It lurks in the dense interior of Jupiter and boils deep within the sun. Warm dense plasma, so common in the universe, is very difficult to manufacture on Earth’s surface. In the 19 September PRL, a team describes their method of zapping aluminum foil with a proton beam to create a blob of warm dense plasma–a form of matter very different from other types of plasma. The technique may allow for previously impossible measurements that could lead to more accurate models of star and planetary interiors.
A plasma is a gas of electrons and positively-charged ions, but it’s usually tenuous stuff, as in a candle flame, an interstellar gas cloud, or inside a fusion reactor. Warm, dense plasma–which may predominate in some layers of the sun, the cores of large planets, and perhaps the earth–is denser than water and far denser than other types of plasma. Despite the name “warm,” it can be as hot as the more common types. According to Pravesh Patel of the Lawrence Livermore National Laboratory in California, warm dense plasma is a mysterious phase of matter. It may have complex behaviors, but without an appreciable quantity to measure, no one knows what these behaviors may be. The few theoretical models differ wildly.
Researchers have made warm dense plasma in the past by using ultra-short laser pulses to directly heat a solid surface. But with this technique, the temperature varies dramatically over the plasma region, and probe lasers can’t penetrate more than a few tens of nanometers. Particle beams can heat an object more quickly and uniformly than lasers, but even the biggest ion accelerators can’t get material to plasma temperatures quickly enough–the sample explodes before the warm, dense state can be probed.
Patel and his colleagues heated a sample with far more protons than an accelerator could provide, using a technique developed at Livermore in recent years for other purposes. A short, intense laser pulse blasts a thin aluminum foil target, which releases a mob of high-energy protons from its back surface. The protons hit the next target–another thin piece of aluminum–and dump massive amounts of energy within picoseconds. The second target heats to tens of thousands of degrees but remains temporarily dense. Then, for a few nanoseconds before it explodes, when the aluminum is in a warm dense state, the team can measure the plasma’s light absorption and optical emissions, which reveal the temperature and other properties. The researchers also plan to measure the speed of the explosion’s shock wave to get further data.

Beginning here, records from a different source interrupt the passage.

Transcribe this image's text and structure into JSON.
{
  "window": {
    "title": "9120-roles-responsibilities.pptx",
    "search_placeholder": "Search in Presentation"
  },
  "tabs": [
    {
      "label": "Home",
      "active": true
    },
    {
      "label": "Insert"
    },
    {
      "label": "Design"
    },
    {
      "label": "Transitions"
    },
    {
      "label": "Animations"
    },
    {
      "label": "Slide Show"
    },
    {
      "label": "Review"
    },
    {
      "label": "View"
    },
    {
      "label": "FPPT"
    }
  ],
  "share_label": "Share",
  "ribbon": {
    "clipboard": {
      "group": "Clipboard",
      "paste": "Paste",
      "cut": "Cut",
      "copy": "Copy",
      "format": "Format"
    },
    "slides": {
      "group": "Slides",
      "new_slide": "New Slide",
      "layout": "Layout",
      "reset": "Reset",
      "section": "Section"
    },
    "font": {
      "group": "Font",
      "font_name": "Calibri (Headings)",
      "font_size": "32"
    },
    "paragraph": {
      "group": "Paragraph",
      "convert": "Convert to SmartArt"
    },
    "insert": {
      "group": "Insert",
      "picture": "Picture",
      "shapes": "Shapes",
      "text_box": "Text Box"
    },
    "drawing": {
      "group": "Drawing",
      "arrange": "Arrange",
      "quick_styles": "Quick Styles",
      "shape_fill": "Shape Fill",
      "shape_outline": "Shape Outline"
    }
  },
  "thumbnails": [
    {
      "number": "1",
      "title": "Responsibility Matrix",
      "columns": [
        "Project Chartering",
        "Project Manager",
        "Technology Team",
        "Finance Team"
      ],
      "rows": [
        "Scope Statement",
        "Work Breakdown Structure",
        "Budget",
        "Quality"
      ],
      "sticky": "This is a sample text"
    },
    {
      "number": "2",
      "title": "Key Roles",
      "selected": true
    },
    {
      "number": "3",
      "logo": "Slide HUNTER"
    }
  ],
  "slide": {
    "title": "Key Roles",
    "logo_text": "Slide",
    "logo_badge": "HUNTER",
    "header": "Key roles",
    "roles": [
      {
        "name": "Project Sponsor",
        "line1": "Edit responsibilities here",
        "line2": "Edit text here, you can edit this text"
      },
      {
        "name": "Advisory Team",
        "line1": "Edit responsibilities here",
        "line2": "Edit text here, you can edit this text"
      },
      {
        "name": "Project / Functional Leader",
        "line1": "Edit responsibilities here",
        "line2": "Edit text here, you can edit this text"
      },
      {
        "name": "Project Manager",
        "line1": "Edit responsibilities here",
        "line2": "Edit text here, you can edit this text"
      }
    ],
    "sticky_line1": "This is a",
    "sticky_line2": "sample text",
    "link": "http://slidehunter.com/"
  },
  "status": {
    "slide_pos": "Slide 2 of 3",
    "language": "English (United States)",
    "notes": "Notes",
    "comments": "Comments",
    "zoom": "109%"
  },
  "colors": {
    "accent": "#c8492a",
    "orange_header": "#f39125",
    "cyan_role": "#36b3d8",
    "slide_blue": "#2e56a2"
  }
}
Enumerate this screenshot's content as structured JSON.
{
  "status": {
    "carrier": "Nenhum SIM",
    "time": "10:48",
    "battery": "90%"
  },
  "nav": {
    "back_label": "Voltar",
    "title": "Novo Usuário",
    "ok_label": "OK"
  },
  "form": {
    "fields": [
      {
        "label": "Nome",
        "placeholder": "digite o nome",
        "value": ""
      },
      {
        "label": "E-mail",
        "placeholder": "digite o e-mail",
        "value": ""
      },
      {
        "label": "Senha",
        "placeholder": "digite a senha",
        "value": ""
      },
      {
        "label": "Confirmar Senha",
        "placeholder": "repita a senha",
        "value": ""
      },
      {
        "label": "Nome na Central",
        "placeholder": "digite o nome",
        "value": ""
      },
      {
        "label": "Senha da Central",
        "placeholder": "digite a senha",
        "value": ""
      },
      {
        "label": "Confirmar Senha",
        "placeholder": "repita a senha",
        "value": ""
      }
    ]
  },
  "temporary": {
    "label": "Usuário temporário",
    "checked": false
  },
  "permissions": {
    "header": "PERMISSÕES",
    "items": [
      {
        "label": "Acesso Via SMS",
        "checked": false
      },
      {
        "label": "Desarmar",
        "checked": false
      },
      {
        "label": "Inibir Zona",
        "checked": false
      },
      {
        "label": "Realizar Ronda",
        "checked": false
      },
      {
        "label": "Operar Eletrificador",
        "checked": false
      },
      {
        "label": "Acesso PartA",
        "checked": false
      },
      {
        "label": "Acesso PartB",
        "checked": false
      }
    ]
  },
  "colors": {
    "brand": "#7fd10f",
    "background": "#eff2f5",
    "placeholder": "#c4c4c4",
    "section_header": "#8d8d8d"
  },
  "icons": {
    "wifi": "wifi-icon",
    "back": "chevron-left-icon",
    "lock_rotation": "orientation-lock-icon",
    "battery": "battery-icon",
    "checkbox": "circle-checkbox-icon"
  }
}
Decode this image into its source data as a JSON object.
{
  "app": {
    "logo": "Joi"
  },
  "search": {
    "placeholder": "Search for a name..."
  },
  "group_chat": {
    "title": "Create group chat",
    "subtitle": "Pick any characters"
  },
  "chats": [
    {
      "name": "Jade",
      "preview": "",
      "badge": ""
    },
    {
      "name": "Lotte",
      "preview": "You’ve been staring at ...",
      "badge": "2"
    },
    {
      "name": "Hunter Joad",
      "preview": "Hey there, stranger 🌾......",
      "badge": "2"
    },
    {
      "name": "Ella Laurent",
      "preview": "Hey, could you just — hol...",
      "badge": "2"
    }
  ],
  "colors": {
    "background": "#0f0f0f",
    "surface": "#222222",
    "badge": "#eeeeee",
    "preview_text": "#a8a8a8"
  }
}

According to Roger Falcone of the University of California at Berkeley, the technique has good potential for heating solid matter for plasma studies, but whether it’s truly better than other techniques depends on the uniformity of the plasma produced. Steven Rose of the Atomic Weapons Establishment in Aldermaston, UK, says the technique can create conditions “ideal for performing material properties experiments.” He adds that with a better laser, the technique could heat material to much higher temperatures than is currently possible, suggesting that even hotter dense plasma could be produced in the future.